A “Sporting” Conundrum
It was a casual discussion with friends over a delicious meal. There was lots of lively conversation about politics and social issues when the topic turned to sports and their impact on women’s success and leadership abilities. Then the discussion became contentious.
One perspective, expressed by a college advisor, felt the fixation on sports is not helping students in their college and professional pursuits. In fact, this fixation was de-valuing the non-athlete and taking too much time away from intellectual and academic pursuits. The other perspective, expressed by women who had worked in corporate environments, believed in the value of team sports for women’s success. In their view, post-Title IX women had a stronger sense of confidence and better team-building skills that translated to being a better managers and leaders.
The debate, as I found among my friends, can bring out some very strong opinions and passions.
It has so many perspectives and views based on our personal experiences and observations that the only area of agreement is to accept that we do not agree.
In reflecting on this debate — and thinking about my own beliefs in the power of mindfulness to enhance leadership skills — I decided to investigate what research has found about the impact of sports on women’s leadership and success. I uncovered two studies:

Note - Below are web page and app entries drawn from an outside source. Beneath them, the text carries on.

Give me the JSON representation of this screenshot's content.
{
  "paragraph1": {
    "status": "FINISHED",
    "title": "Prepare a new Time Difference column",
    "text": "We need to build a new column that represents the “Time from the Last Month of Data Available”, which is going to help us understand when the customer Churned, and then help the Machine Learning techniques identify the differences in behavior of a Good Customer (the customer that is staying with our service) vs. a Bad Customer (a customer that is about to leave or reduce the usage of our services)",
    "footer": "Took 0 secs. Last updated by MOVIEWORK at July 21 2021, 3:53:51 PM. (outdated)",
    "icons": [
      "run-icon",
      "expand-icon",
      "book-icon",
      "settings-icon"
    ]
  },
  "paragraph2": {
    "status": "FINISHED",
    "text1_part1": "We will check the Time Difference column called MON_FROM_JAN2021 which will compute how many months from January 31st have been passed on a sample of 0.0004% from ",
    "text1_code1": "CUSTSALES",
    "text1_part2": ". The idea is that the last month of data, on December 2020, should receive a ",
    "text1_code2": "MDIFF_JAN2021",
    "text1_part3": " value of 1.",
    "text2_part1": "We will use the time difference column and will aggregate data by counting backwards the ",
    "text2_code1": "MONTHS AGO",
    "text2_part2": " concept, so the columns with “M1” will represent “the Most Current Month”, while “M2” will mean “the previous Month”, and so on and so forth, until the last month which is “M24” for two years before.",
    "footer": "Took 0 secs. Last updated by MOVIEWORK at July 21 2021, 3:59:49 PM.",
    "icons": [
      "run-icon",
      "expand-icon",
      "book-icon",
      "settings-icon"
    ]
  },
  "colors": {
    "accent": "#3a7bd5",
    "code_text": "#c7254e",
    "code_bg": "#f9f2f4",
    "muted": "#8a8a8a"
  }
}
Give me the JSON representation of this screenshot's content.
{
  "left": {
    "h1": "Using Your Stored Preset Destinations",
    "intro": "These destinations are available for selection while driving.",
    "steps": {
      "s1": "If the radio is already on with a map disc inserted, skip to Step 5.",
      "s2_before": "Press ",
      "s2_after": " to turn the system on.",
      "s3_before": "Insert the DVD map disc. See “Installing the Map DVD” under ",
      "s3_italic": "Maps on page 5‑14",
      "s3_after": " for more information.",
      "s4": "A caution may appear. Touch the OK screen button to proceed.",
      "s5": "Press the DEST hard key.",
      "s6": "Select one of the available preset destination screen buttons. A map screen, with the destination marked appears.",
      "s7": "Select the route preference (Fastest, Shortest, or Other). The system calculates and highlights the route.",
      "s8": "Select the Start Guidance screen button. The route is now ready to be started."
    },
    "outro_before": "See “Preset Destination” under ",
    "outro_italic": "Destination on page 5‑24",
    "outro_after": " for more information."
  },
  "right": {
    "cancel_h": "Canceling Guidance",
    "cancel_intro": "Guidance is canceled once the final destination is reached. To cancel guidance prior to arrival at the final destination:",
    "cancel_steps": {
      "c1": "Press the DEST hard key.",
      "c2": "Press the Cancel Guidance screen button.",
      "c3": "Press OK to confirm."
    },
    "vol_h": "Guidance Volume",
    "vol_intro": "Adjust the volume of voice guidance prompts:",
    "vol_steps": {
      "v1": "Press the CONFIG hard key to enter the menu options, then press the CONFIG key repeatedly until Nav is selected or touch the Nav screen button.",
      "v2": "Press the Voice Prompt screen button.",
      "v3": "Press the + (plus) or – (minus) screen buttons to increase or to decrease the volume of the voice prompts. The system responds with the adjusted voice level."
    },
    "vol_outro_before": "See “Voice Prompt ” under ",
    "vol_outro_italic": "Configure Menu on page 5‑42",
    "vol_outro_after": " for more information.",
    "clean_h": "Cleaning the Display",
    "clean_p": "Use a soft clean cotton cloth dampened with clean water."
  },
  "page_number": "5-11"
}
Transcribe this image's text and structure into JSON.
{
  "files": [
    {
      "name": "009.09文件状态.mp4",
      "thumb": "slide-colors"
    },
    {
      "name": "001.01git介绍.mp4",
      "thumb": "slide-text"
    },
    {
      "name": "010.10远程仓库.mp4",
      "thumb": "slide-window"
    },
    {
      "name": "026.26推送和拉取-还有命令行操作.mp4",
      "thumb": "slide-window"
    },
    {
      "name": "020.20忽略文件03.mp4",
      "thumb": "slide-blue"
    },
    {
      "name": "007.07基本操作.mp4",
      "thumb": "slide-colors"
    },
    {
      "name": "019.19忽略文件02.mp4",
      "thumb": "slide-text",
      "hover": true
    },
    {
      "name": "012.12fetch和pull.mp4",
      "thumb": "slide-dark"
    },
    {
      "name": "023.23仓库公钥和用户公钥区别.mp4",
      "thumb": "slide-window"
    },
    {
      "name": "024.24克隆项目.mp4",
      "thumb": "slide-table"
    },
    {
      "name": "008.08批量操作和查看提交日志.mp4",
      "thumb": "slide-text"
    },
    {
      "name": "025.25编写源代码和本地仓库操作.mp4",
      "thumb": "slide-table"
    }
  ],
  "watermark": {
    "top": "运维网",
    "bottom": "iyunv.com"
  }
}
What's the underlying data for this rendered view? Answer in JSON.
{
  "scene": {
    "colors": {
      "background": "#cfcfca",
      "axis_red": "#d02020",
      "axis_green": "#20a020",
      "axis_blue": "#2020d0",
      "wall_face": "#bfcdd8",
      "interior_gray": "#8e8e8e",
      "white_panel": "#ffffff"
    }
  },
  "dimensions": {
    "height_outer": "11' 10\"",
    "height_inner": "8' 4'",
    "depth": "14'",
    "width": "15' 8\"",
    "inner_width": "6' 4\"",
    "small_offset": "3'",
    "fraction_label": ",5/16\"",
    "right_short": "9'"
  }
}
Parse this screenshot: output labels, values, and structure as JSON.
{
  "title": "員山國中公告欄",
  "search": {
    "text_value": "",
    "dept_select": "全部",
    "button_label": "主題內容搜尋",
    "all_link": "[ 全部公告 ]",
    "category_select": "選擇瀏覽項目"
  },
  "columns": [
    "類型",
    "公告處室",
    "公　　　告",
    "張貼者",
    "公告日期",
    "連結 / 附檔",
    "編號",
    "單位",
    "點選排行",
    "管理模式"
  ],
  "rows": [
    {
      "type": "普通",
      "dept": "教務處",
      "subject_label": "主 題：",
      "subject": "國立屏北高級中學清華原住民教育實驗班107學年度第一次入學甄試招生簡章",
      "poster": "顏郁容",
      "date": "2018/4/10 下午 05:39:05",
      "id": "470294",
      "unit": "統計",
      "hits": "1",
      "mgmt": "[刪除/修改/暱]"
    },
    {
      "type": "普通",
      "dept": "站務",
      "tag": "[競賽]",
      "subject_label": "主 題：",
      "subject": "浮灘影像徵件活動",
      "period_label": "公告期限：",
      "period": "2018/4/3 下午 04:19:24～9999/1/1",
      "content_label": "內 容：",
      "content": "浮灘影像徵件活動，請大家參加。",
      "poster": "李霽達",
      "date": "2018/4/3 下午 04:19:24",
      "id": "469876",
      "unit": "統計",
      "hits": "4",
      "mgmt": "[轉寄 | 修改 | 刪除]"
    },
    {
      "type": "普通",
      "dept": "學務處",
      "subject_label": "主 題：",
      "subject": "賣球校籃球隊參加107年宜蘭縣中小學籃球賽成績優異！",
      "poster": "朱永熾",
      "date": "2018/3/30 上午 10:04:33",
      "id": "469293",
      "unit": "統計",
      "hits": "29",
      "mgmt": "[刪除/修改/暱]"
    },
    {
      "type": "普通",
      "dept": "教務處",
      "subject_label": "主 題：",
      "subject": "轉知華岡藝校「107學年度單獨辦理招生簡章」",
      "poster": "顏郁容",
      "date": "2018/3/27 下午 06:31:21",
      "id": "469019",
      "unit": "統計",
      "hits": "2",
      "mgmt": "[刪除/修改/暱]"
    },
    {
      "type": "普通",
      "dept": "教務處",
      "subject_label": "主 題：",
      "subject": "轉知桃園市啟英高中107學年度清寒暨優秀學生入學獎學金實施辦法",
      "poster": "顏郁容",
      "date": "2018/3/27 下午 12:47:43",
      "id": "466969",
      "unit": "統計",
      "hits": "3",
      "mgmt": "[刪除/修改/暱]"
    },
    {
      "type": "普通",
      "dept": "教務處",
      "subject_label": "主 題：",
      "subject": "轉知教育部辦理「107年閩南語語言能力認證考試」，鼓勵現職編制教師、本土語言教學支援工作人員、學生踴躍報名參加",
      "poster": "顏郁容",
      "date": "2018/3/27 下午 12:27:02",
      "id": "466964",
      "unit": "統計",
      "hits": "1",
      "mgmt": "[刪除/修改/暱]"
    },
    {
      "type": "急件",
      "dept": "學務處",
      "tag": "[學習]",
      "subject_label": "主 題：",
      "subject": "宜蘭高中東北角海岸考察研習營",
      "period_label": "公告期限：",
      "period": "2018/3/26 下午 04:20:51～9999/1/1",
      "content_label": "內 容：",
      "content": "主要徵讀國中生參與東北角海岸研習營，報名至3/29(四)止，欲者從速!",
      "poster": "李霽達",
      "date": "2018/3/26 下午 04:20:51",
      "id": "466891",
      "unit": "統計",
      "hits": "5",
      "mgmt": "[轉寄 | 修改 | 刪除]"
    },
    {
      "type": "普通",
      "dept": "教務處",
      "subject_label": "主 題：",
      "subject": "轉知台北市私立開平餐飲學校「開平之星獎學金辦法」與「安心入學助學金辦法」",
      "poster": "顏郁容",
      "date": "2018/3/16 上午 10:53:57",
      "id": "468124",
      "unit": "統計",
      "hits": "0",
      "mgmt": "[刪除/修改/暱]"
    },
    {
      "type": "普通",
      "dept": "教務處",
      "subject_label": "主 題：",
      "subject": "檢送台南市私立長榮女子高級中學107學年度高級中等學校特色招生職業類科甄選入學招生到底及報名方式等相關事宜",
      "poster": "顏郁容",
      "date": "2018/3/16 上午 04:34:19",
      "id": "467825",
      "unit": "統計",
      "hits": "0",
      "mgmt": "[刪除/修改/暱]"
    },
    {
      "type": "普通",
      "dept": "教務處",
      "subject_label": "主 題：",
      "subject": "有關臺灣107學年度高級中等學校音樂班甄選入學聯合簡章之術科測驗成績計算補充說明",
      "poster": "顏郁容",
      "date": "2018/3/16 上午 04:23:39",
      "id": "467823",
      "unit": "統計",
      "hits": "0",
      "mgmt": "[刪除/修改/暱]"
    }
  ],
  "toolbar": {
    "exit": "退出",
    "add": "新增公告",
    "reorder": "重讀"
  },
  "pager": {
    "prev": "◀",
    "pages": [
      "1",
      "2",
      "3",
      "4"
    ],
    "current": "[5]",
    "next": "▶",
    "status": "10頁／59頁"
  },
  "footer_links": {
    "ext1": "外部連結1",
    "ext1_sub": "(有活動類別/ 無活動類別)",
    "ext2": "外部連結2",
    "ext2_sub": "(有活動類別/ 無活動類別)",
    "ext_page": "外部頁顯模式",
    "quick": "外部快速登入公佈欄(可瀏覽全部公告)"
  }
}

- The first is a summary of research and commentary from the website Care2 on the 40th anniversary of passing the Title IX legislation and its impact on training new generations of leaders. It cites research conducted by Dr. Leanne Doherty from Simmons College focused on the role of sports cited by recent female candidates running for Congress. Care2 also points to EMILY’s List and the ranking of several members who competed in sports in high school or college.
- The other study is based on a global survey conducted by EY (Ernst & Young) that links the role of sports in the development of leadership skills for female executives and their ability to motivate teams. The EY survey of 821 senior managers and executives (40% female, 60% male) found that in comparing C-level female respondents to other female managers, far more had participated in sports at a higher level. Interestingly, 55% of the C-suite women had played sports at a university level, compared with 39% of other female managers.
Sports v. Mindfulness Question
Returning to my thoughts on mindfulness and leadership, I could not help but wonder whether sports could do more than a mindfulness practice in honing and enhancing leadership skills. Let’s look at the qualities often mentioned in leadership training, particularly in the emerging focus on mindfulness as a path to enhanced leadership. The qualities more often mentioned include:
- Discipline and Commitment
- Confidence, Clarity and Creativity
- Attentiveness and Awareness
- Openness and Empathy
I believe anyone who’s had been in a team sport would fully claim most of these qualities are critical to achieving a level of accomplishment in a sport and being part of a winning team. For the captain (aka leader) of the team, these qualities are even more important. So what then could sports possibly teach a leader that practicing mindfulness could not?
The Experience of Losing and Winning
What a team sport does that deepening our introspective skills cannot do alone is give us the day-to-day and week-to-week experience of winning and losing – of knowing that each game won is often followed by one that you lose and vice versa. Through these win/lose experiences we learn how to gracefully lose, respect your competitors and keep find equanimity (or keep your cool). Each time you lose a game, you learn that the world does not collapse, that there is another chance. Even more, you look at each game with a new, refreshed attitude and learn to let go of those deflated feelings of defeat.
In a sense, this experience becomes the foundation that enables each of us to develop our underlying leadership qualities.
For those who have not competed in a team sport, our understanding of how to overcome the devastation of feeling the experience of losing comes through years of working in the “real world” where projects are canceled, products lose out to the competition, start-up companies fail and jobs are eliminated. While these real-world experiences are a part of everyone’s career, it takes longer to gain the long-term perspective that we need as leaders.
In looking back at my “friendly discussion” about the value of sports, I wish I had thought this through before and been able to eloquently defend my belief in sports for women. Just like team sports can get us to our goals of leadership and effectiveness easier and faster, so too this little bit of research would have made my argument stronger and more convincing.